Eventually he “upgraded” from his mom’s garage to a cold, dark, dirt-floor cemetery garage in Toms River, where he remained for a while before eventually settling into the 3,000-square-foot abandoned chicken coop that remains his studio space to this day.
“When you’re sequestered in a cold garage and crawling around on the freezing ground by yourself, knowing that these statues are your only source of income, you’re humbled every day,” recalls Hanlon. “That’s how I really learned my craft. That’s why I’m here. Now I’m doing the things I’ve always wanted to do, paying tribute to interesting historical markers and moments.”
Hanlon’s body of work isn’t confined to the world of athletics. It’s remarkably diverse and includes several sculptures honoring first responders and American tragedies, including a 9-11 memorial called Angel in Anguish, which was unveiled in 2011 to honor eight residents of Brick Township who died on that infamous morning 17 years ago.
He’s also currently working on two historical pieces—a seven-foot-tall statue of Harriet Tubman for the Equal Rights Cultural Heritage Center in Auburn, New York and an eight-foot-tall bronze installation of Susan B. Anthony that was commissioned in April by the Adams Massachusetts Centennial Celebration committee. The Anthony piece will feature two depictions of the celebrated suffragist—one of her as an adult speaking atop a flight of steps with her childhood likeness sitting at the base reading a book.
“I do research on everyone I sculpt, and in the case of Susan B. Anthony I wanted to create a link between her reading as a child and the way that made her into the strong woman and public speaker she became,” says Hanlon. “That’s more than just a sculpture. That’s telling a story.”
Admittedly, those stories are sometimes emotionally draining for the artist.
“It was emotional sculpting Billy Cannon. I met with his daughter and she cried to me,” recalls Hanlon. “And the piece I did for Brick? When I started that project I met with a widow who was pregnant with the child of the husband she lost on September 11. I was eventually hospitalized for dehydration while I worked on that piece because I wasn’t eating or drinking. I was so consumed by it. I’m not a priest or a rabbi. I’m an artist. I’m not wired to hear some of the things I hear. But that’s what you do sometimes to capture the truth of a piece.”
Despite the physical and emotional toll of his work, Hanlon shows no signs of slowing down. After all, there are still so many subjects left to sculpt. For instance, he has a miniature of guitarist Duane Allman that he one day hopes to do for the city of Nashville. And another of Amos Alonzo Stagg, one of the founding fathers of American football. In the meantime, Hanlon remains propelled day after day by perpetual gratitude and disbelief at the life he’s managed to sculpt for himself and his family.

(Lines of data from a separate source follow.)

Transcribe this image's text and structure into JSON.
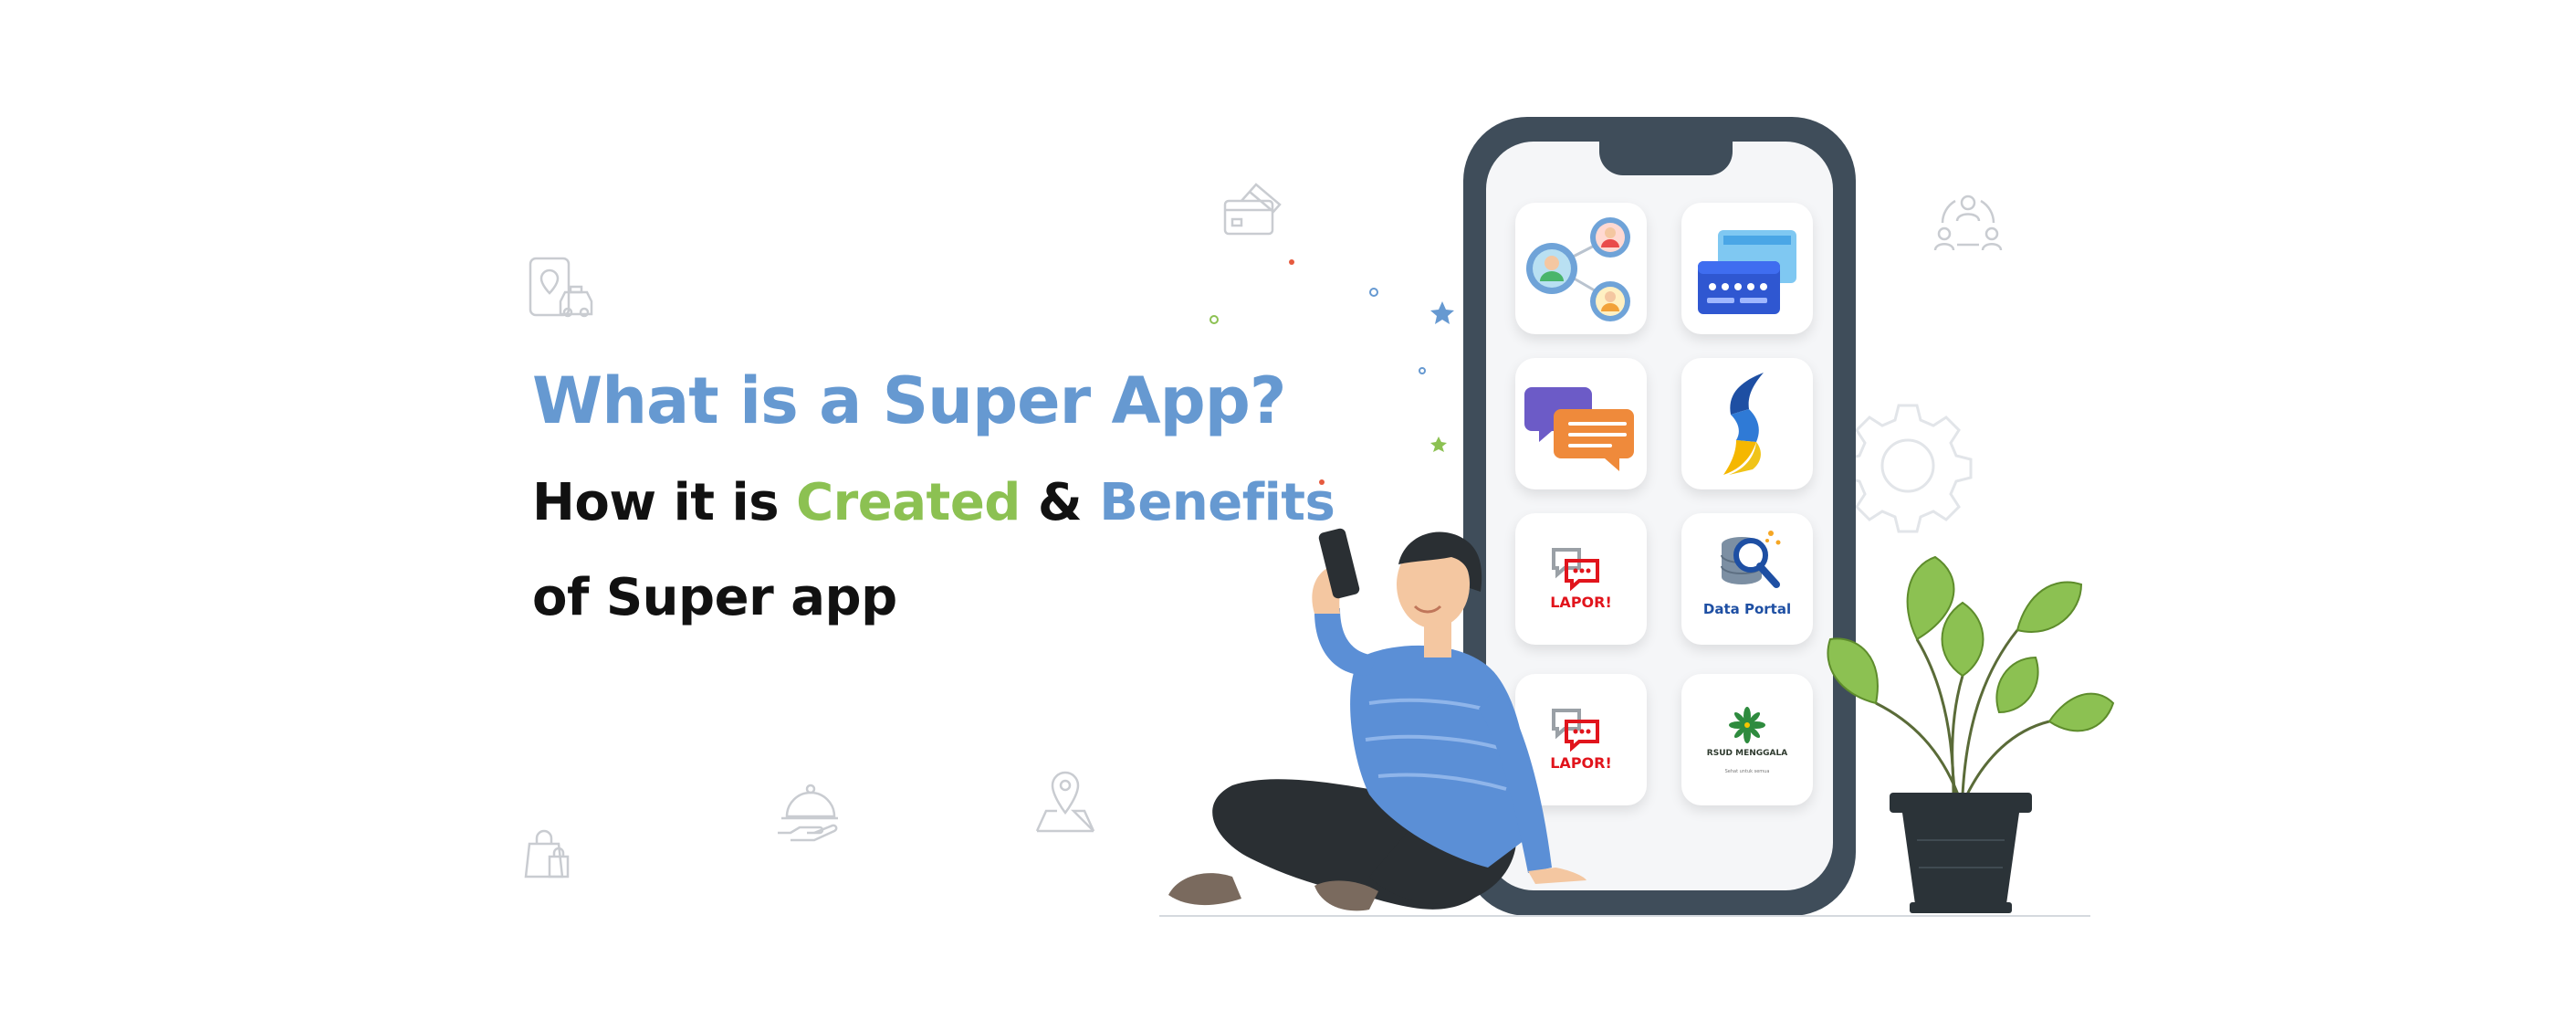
{
  "headline": "What is a Super App?",
  "subheadline": {
    "part1": "How it is ",
    "created": "Created",
    "part2": " & ",
    "benefits": "Benefits",
    "line3": "of Super app"
  },
  "colors": {
    "blue_accent": "#6699d1",
    "green_accent": "#8cc152",
    "text_dark": "#111111",
    "phone_frame": "#3f4d5a",
    "lapor_red": "#e1141c",
    "data_portal_blue": "#1e4fa3"
  },
  "phone_apps": [
    {
      "icon": "people-network-icon"
    },
    {
      "icon": "id-card-icon"
    },
    {
      "icon": "chat-bubbles-icon"
    },
    {
      "icon": "s-logo-icon"
    },
    {
      "icon": "lapor-logo-icon",
      "label": "LAPOR!"
    },
    {
      "icon": "data-portal-icon",
      "label": "Data Portal"
    },
    {
      "icon": "lapor-logo-icon",
      "label": "LAPOR!"
    },
    {
      "icon": "rsud-menggala-logo-icon",
      "label": "RSUD MENGGALA",
      "tagline": "Sehat untuk semua"
    }
  ],
  "decorative_icons": [
    "map-taxi-icon",
    "credit-card-icon",
    "team-network-icon",
    "shopping-bag-icon",
    "food-cloche-icon",
    "map-pin-icon",
    "gear-outline-icon"
  ]
}
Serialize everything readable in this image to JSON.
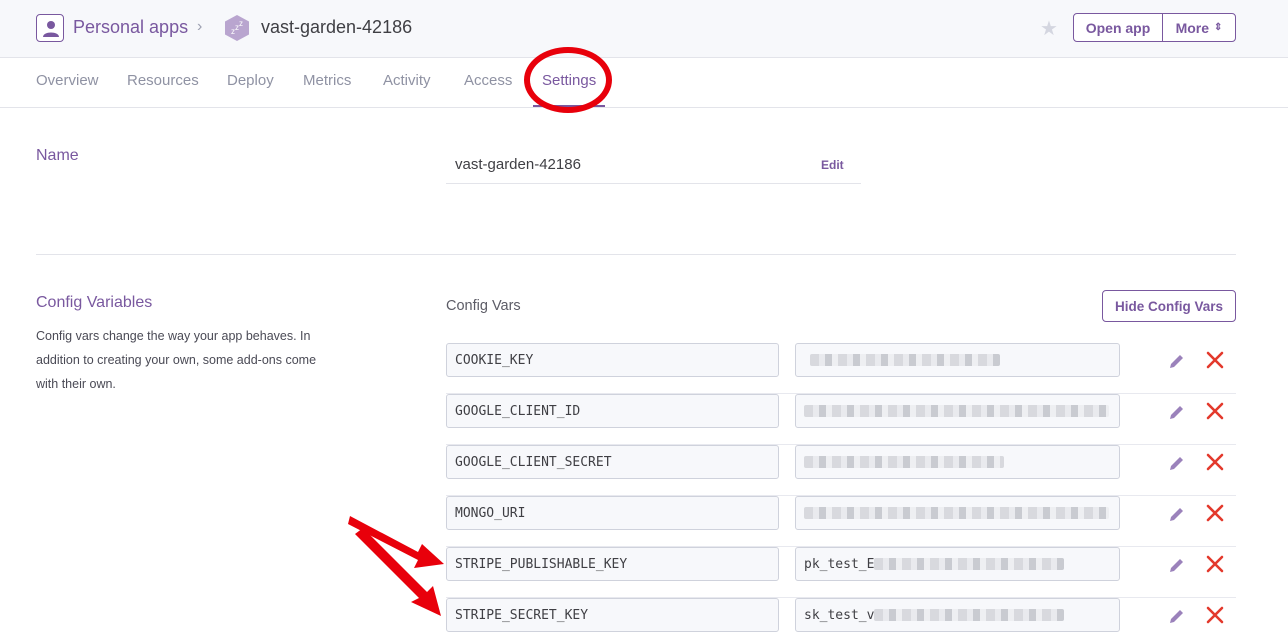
{
  "header": {
    "breadcrumb_personal": "Personal apps",
    "breadcrumb_separator": "›",
    "app_name": "vast-garden-42186",
    "open_app_label": "Open app",
    "more_label": "More",
    "accent_color": "#79589f"
  },
  "tabs": [
    {
      "label": "Overview"
    },
    {
      "label": "Resources"
    },
    {
      "label": "Deploy"
    },
    {
      "label": "Metrics"
    },
    {
      "label": "Activity"
    },
    {
      "label": "Access"
    },
    {
      "label": "Settings",
      "active": true
    }
  ],
  "name_section": {
    "label": "Name",
    "value": "vast-garden-42186",
    "edit_label": "Edit"
  },
  "config_section": {
    "label": "Config Variables",
    "description": "Config vars change the way your app behaves. In addition to creating your own, some add-ons come with their own.",
    "vars_title": "Config Vars",
    "hide_button_label": "Hide Config Vars",
    "vars": [
      {
        "key": "COOKIE_KEY",
        "value_prefix": ""
      },
      {
        "key": "GOOGLE_CLIENT_ID",
        "value_prefix": ""
      },
      {
        "key": "GOOGLE_CLIENT_SECRET",
        "value_prefix": ""
      },
      {
        "key": "MONGO_URI",
        "value_prefix": ""
      },
      {
        "key": "STRIPE_PUBLISHABLE_KEY",
        "value_prefix": "pk_test_E"
      },
      {
        "key": "STRIPE_SECRET_KEY",
        "value_prefix": "sk_test_v"
      }
    ]
  },
  "annotations": {
    "highlight_color": "#e8000b"
  }
}
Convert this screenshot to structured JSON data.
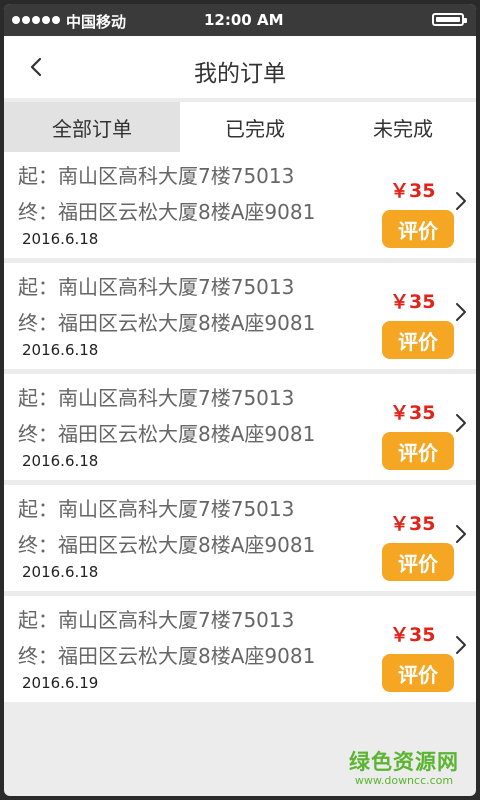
{
  "status_bar": {
    "carrier": "中国移动",
    "time": "12:00 AM",
    "battery_level": 1.0
  },
  "header": {
    "back_icon": "chevron-left-icon",
    "title": "我的订单"
  },
  "tabs": [
    {
      "label": "全部订单",
      "active": true
    },
    {
      "label": "已完成",
      "active": false
    },
    {
      "label": "未完成",
      "active": false
    }
  ],
  "orders": [
    {
      "from": "起：南山区高科大厦7楼75013",
      "to": "终：福田区云松大厦8楼A座9081",
      "date": "2016.6.18",
      "price": "￥35",
      "action": "评价"
    },
    {
      "from": "起：南山区高科大厦7楼75013",
      "to": "终：福田区云松大厦8楼A座9081",
      "date": "2016.6.18",
      "price": "￥35",
      "action": "评价"
    },
    {
      "from": "起：南山区高科大厦7楼75013",
      "to": "终：福田区云松大厦8楼A座9081",
      "date": "2016.6.18",
      "price": "￥35",
      "action": "评价"
    },
    {
      "from": "起：南山区高科大厦7楼75013",
      "to": "终：福田区云松大厦8楼A座9081",
      "date": "2016.6.18",
      "price": "￥35",
      "action": "评价"
    },
    {
      "from": "起：南山区高科大厦7楼75013",
      "to": "终：福田区云松大厦8楼A座9081",
      "date": "2016.6.19",
      "price": "￥35",
      "action": "评价"
    }
  ],
  "watermark": {
    "main": "绿色资源网",
    "sub": "www.downcc.com"
  },
  "colors": {
    "price": "#e2231a",
    "rate_button": "#f5a623",
    "active_tab": "#e2e2e2",
    "watermark": "#5cb531"
  }
}
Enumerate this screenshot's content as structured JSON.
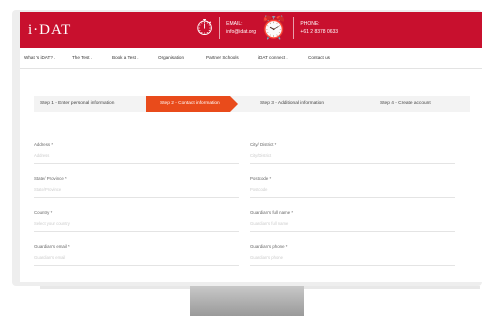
{
  "header": {
    "logo": "i·DAT",
    "email_label": "EMAIL:",
    "email_value": "info@idat.org",
    "phone_label": "PHONE:",
    "phone_value": "+61 2 8378 0633"
  },
  "nav": {
    "items": [
      "What 's iDAT? .",
      "The Test .",
      "Book a Test .",
      "Organisation",
      "Partner Schools",
      "iDAT connect .",
      "Contact us"
    ]
  },
  "steps": [
    {
      "label": "Step 1 - Enter personal information",
      "active": false
    },
    {
      "label": "Step 2 - Contact information",
      "active": true
    },
    {
      "label": "Step 3 - Additional information",
      "active": false
    },
    {
      "label": "Step 4 - Create account",
      "active": false
    }
  ],
  "form": {
    "fields": [
      {
        "label": "Address *",
        "placeholder": "Address"
      },
      {
        "label": "City/ District *",
        "placeholder": "City/District"
      },
      {
        "label": "State/ Province *",
        "placeholder": "State/Province"
      },
      {
        "label": "Postcode *",
        "placeholder": "Postcode"
      },
      {
        "label": "Country *",
        "placeholder": "Select your country"
      },
      {
        "label": "Guardian's full name *",
        "placeholder": "Guardian's full name"
      },
      {
        "label": "Guardian's email *",
        "placeholder": "Guardian's email"
      },
      {
        "label": "Guardian's phone *",
        "placeholder": "Guardian's phone"
      }
    ]
  },
  "colors": {
    "brand": "#c8102e",
    "active_step": "#e94b1b"
  }
}
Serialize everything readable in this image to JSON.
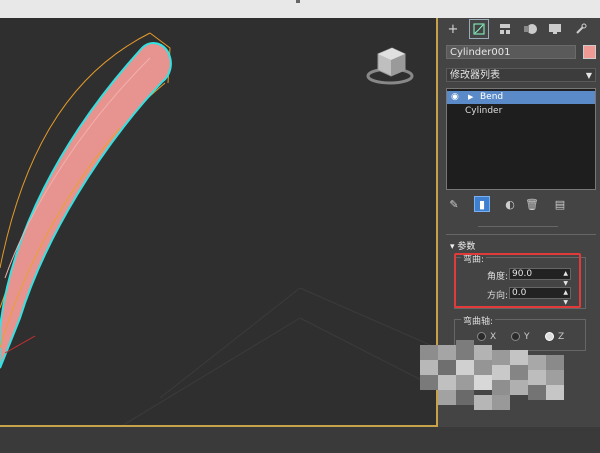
{
  "command_panel": {
    "object_name": "Cylinder001",
    "modifier_list_label": "修改器列表",
    "stack": [
      {
        "label": "Bend",
        "selected": true
      },
      {
        "label": "Cylinder",
        "selected": false
      }
    ]
  },
  "parameters": {
    "title": "参数",
    "bend_group_label": "弯曲:",
    "angle_label": "角度:",
    "angle_value": "90.0",
    "direction_label": "方向:",
    "direction_value": "0.0",
    "axis_group_label": "弯曲轴:",
    "axes": [
      {
        "label": "X",
        "selected": false
      },
      {
        "label": "Y",
        "selected": false
      },
      {
        "label": "Z",
        "selected": true
      }
    ]
  },
  "colors": {
    "object_color": "#f09a96",
    "selection_highlight": "#5a8ac8",
    "annotation_box": "#e23a3a",
    "viewport_border": "#c8a24a"
  }
}
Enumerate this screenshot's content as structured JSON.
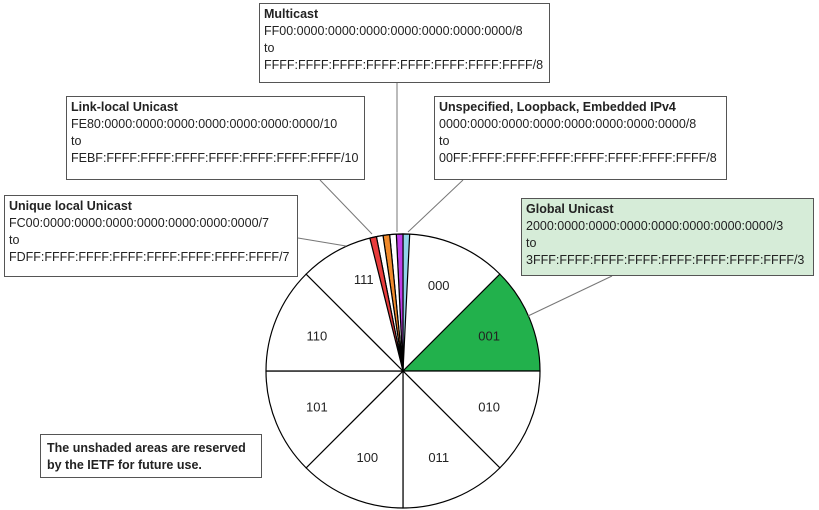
{
  "boxes": {
    "multicast": {
      "title": "Multicast",
      "start": "FF00:0000:0000:0000:0000:0000:0000:0000/8",
      "to": "to",
      "end": "FFFF:FFFF:FFFF:FFFF:FFFF:FFFF:FFFF:FFFF/8"
    },
    "link_local": {
      "title": "Link-local Unicast",
      "start": "FE80:0000:0000:0000:0000:0000:0000:0000/10",
      "to": "to",
      "end": "FEBF:FFFF:FFFF:FFFF:FFFF:FFFF:FFFF:FFFF/10"
    },
    "unspecified": {
      "title": "Unspecified, Loopback, Embedded IPv4",
      "start": "0000:0000:0000:0000:0000:0000:0000:0000/8",
      "to": "to",
      "end": "00FF:FFFF:FFFF:FFFF:FFFF:FFFF:FFFF:FFFF/8"
    },
    "unique_local": {
      "title": "Unique local Unicast",
      "start": "FC00:0000:0000:0000:0000:0000:0000:0000/7",
      "to": "to",
      "end": "FDFF:FFFF:FFFF:FFFF:FFFF:FFFF:FFFF:FFFF/7"
    },
    "global": {
      "title": "Global Unicast",
      "start": "2000:0000:0000:0000:0000:0000:0000:0000/3",
      "to": "to",
      "end": "3FFF:FFFF:FFFF:FFFF:FFFF:FFFF:FFFF:FFFF/3"
    }
  },
  "note": "The unshaded areas are reserved by the IETF for future use.",
  "pie": {
    "segments": [
      {
        "label": "000",
        "fill": "#ffffff"
      },
      {
        "label": "001",
        "fill": "#22b14c"
      },
      {
        "label": "010",
        "fill": "#ffffff"
      },
      {
        "label": "011",
        "fill": "#ffffff"
      },
      {
        "label": "100",
        "fill": "#ffffff"
      },
      {
        "label": "101",
        "fill": "#ffffff"
      },
      {
        "label": "110",
        "fill": "#ffffff"
      },
      {
        "label": "111",
        "fill": "#ffffff"
      }
    ],
    "slivers": [
      {
        "name": "unspecified",
        "fill": "#92d4ea"
      },
      {
        "name": "multicast",
        "fill": "#c040e8"
      },
      {
        "name": "link-local",
        "fill": "#ffffff"
      },
      {
        "name": "unique-local",
        "fill": "#f08a2c"
      },
      {
        "name": "unassigned-111",
        "fill": "#ffffff"
      },
      {
        "name": "red",
        "fill": "#e83c3c"
      }
    ]
  }
}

“I was walking through Monmouth’s campus just the other day thinking about the Hawk, and I was hit by this wave of emotion. Like, Whoa! How did this happen? Why me? Why didn’t someone else get this gift?” he says. “But art is so much bigger than us, and it always will be. I’m going to be a little blurb in history as far as my contribution to art. And it’s only when you understand your size and your humility that you can really make a difference. When you think you’re bigger than the stories or the art itself, you will always fail. Always.”